Minister for Agriculture Charlie McConalogue has defended the consultation process behind the CAP strategic plan after being pushed on the matter by Matt Carthy TD, who claimed that farmers and other stakeholders were unable to engage with the process to the extent described by the Minister.

Carthy claimed that Minister McConalogue had not engaged sufficiently with TDs and senators in the process of drafting the CAP plan, despite being asked to bring to the plan before the Dáil "on several occasions".

“Well just to put on the record Cathaoirleach that the process around the drafting of the CAP strategic plan was disappointing,” said the Sinn Féin TD when questioning Minister McConalogue.

“Essentially, stakeholders were invited to make submissions, that was it.

Public meetings

“Public meetings were organised at one point online where there wasn’t the ability for people to engage directly and by the time the mart meetings that you described were still continuing, the strategic plan had all but been drafted,” Deputy Carthy claimed, adding that he saw the Commission's initial observation letter as a "stinging rebuke".

Minister McConalogue responded by saying that there had been stakeholder consultation throughout the process and that the mart meetings he attended allowed farmers a platform to make their views on the policy known.

I think we reached a balanced, strong CAP plan

He also commented that he would go before the Joint Oireachtas Committee on Agriculture to discuss the plan in further detail, if asked.

“Never before had there been the consultation there had been this time around and you know there had been different views on it and I think we reached a balanced, strong CAP plan,” stated the Minister.

“I had great engagement from all parties – except yours,” he said.

UTP legislation

The Cavan-Monaghan TD also quizzed the Minister on the timeframe around the establishment of the Office for Fairness and Transparency in the Agri-Food Supply Chain, which is to enforce unfair trading practice (UTP) regulations.
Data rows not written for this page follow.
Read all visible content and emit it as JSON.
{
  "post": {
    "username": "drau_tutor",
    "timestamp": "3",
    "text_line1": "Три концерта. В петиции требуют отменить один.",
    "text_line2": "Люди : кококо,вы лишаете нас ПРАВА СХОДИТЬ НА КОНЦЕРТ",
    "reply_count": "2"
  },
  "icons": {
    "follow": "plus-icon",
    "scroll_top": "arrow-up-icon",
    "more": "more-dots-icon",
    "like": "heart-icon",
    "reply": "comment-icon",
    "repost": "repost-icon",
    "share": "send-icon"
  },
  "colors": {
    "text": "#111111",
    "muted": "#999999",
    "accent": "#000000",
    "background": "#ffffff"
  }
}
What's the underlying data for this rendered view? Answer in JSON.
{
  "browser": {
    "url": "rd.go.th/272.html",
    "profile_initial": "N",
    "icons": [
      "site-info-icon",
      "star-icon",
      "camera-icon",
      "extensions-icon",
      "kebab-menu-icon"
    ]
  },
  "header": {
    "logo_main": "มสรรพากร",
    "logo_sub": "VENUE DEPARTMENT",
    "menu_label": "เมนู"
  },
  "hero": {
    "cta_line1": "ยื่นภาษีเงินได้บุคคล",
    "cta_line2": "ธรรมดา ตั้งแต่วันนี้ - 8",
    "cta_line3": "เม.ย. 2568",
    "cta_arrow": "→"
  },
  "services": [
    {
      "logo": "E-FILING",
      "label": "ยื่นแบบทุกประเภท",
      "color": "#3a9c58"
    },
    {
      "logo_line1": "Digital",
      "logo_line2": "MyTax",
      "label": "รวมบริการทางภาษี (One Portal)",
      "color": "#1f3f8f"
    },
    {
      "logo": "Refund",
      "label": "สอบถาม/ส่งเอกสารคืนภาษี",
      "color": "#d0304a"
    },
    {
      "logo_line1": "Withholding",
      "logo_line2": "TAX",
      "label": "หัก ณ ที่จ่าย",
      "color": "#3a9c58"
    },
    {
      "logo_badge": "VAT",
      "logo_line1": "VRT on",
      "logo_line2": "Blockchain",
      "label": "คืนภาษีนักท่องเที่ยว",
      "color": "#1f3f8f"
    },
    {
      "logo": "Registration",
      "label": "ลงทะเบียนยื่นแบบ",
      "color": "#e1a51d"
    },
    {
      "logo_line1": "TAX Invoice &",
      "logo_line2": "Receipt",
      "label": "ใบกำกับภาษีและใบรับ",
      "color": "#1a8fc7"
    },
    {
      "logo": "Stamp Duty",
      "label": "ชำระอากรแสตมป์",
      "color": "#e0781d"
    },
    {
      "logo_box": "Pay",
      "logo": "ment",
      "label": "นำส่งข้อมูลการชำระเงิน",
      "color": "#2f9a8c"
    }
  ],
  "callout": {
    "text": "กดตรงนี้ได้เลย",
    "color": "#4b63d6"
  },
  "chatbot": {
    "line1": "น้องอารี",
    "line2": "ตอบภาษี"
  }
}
The legal drafting of the bill to establish the office should be completed over the “next few weeks”, being brought before both the Dáil and the Seanad within the same timeframe, the Minister said.